NHL surrendering entertainment value
That's from Ted Lindsay, the Detroit Red Wing great, who is now 87, speaking to the Detroit News yesterday.
He's right. One of the ambassadors of the game, Lindsay has long been a standup guy for the city, the team and the league. Now he is watching the National Hockey League implode with a second labor shutdown that continues to drive away fans and cost the league's owners and players.

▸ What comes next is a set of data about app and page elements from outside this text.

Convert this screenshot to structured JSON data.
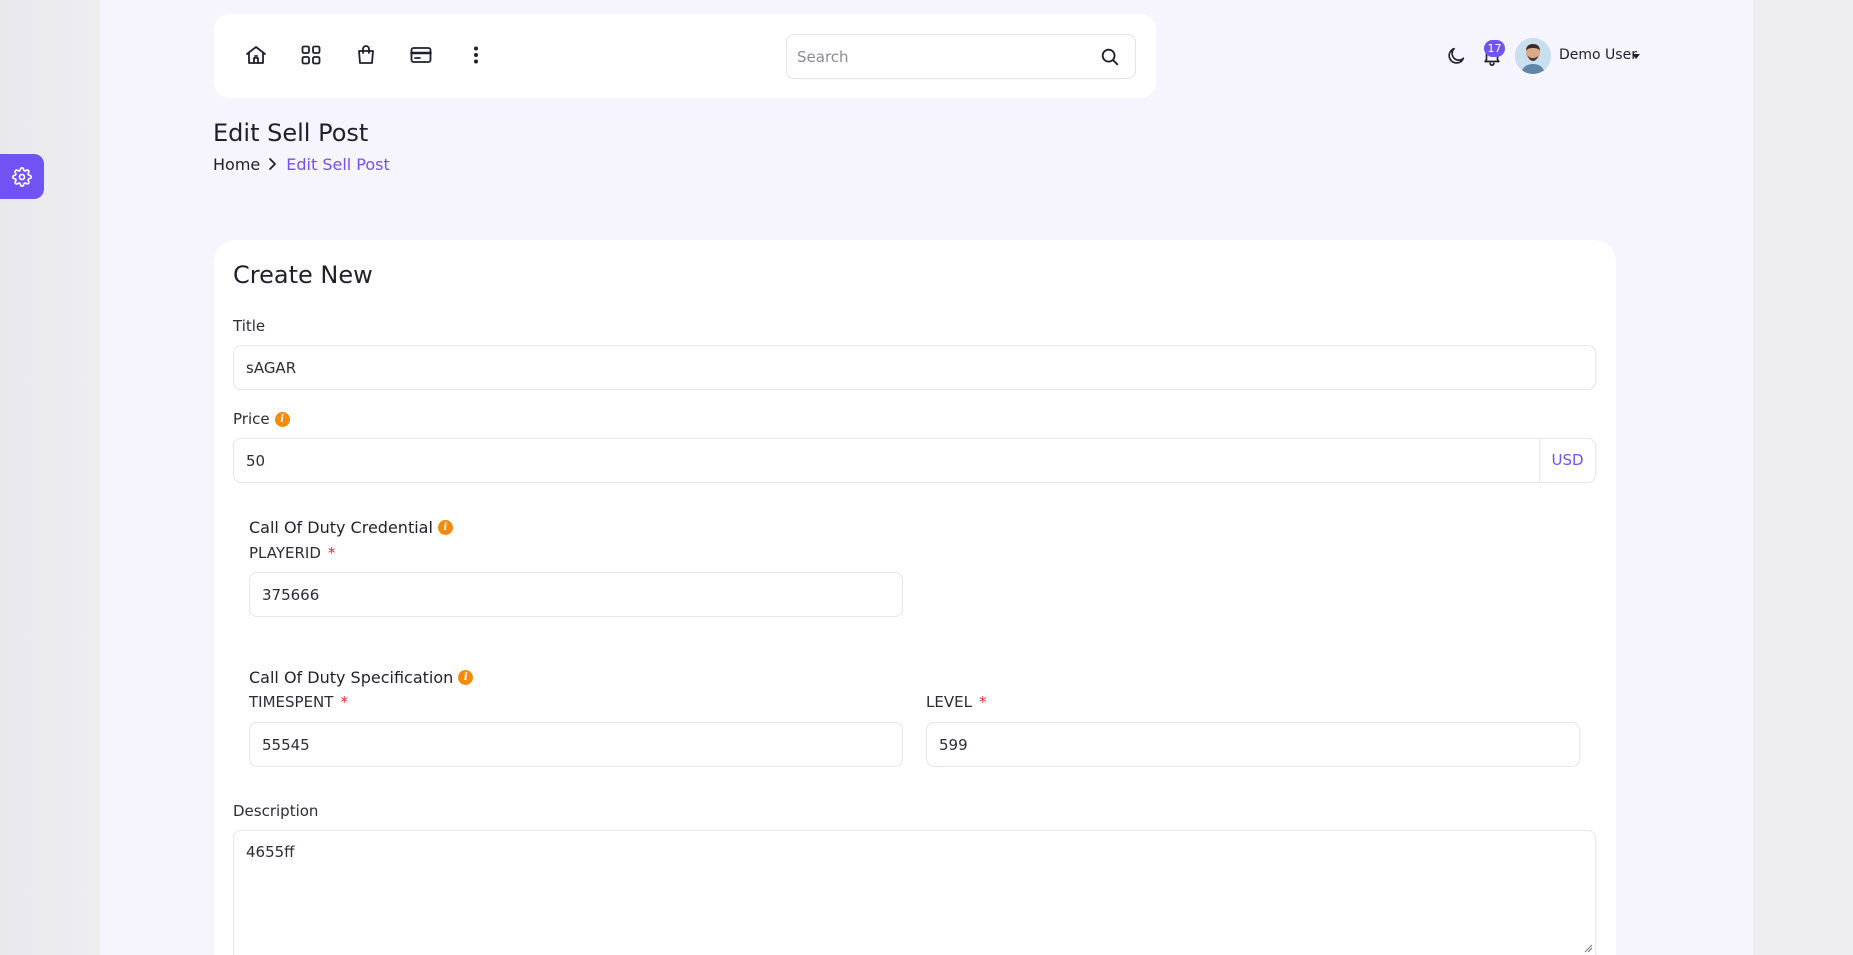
{
  "nav": {
    "icons": [
      "home-icon",
      "apps-grid-icon",
      "shopping-bag-icon",
      "credit-card-icon",
      "more-vertical-icon"
    ]
  },
  "search": {
    "placeholder": "Search"
  },
  "notifications": {
    "count": "17"
  },
  "user": {
    "name": "Demo User"
  },
  "page": {
    "title": "Edit Sell Post",
    "breadcrumb": {
      "home": "Home",
      "current": "Edit Sell Post"
    }
  },
  "form": {
    "heading": "Create New",
    "title_label": "Title",
    "title_value": "sAGAR",
    "price_label": "Price",
    "price_value": "50",
    "price_currency": "USD",
    "credential_section": "Call Of Duty Credential",
    "playerid_label": "PLAYERID",
    "playerid_value": "375666",
    "spec_section": "Call Of Duty Specification",
    "timespent_label": "TIMESPENT",
    "timespent_value": "55545",
    "level_label": "LEVEL",
    "level_value": "599",
    "description_label": "Description",
    "description_value": "4655ff",
    "required_mark": "*"
  },
  "colors": {
    "accent": "#7152f3",
    "info": "#f58a0d",
    "required": "#e0292c",
    "page_bg": "#f6f4fd"
  }
}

It's amazing watching this again. It was just a few years ago that the NHL seemingly lost it all, losing a postseason and championship year due to labor strife. They had lost their deal with ESPN, perhaps one of the most valuable in sports to the exposure, which is doubly important because the teams are seen on games given added importance and featured prominently in the channel's sports news shows, both "SportsCenter" and the "NHL Tonight."
I remember fondly watching Barry Melrose each night during the Stanley Cup playoffs in the 1990s, when both ESPN and ESPN2 showed multiple games. All the hockey a fan could want was on TV, an interest that was born out of the Tie Domi and Bob Probert battles of the 1980s. Then the ownership decided to go for the short-term quick buck, refusing lower revenues and heightened exposure. Sure, it's not fair that ESPN could have them by their shorthairs but hey, we all should know life's not fair.
So they gave up the revenue, then tried to undo the high salaries they'd given and there was a lockout and a lost season. They were on a channel no one watched, but after a few years and promoting itself in the Winter Classic (a game I don't understand people would want to attend... an intimate game taken to a large stadium, who cares?) But nonetheless, they were pushed by NBC and they slowly made their way back, and now it's all lost.
I lost interest after the first shutdown. I didn't miss hockey. There's too much other entertainment. In the 1990s, I watched little network TV. Now, shows are better, by DVR is filled and when baseball and college football ends, I only have weekend football (English Premiere League in the mornings and NFL on Sunday afternoon.) That's plenty. I don't need hockey and really won't watch. I went to a game a year or two ago, saw the Wings beat the Calgary Flames. In two years, I maybe watched a handful, perhaps six or seven, other complete games worth of hockey on TV - in total.
And I'm a Wings and Canucks fan, and I'd check out their playoff games, flipping to them to see what the score was.
Now, if I would care at all, it would be a negative view of their brand, resentment at both sides. But I don't care. Too bad for NBC, which seemed on the verge of challenging ESPN (about the only thing I care about in this sorry story), by using its new sports channel, which used to be Versus (which used to be the Outdoor Channel), to promote the NHL. Now, I am thrilled that Comcast has added the Fox Soccer Channel's high definition channel to my line up. Oh joy. ESPN2 already has HD for its weekly one or two game. (Next, please, Comcast, add Fox Soccer Plus, so I can get the second game on at the same time.)
Some people in my family resented the baseball strike of 1994-95, when MLB lost a World Series, more than a decade later, angry at the lost postseason. "I'll never watch those guys again," I heard. And it was a real anger. This is different. I don't feel that with NHL. And that may be worse for the league, feeling nothing for something that will never matter again.
Oh, and Ted Lindsay is a class act. I remember when he changed his name legally from Theodore, knowing that Ted is how he is known and wanting to use his name and fame to help families in need. Shame the value has been lost in what he could offer, all his hard work flushed down the drain due to greed.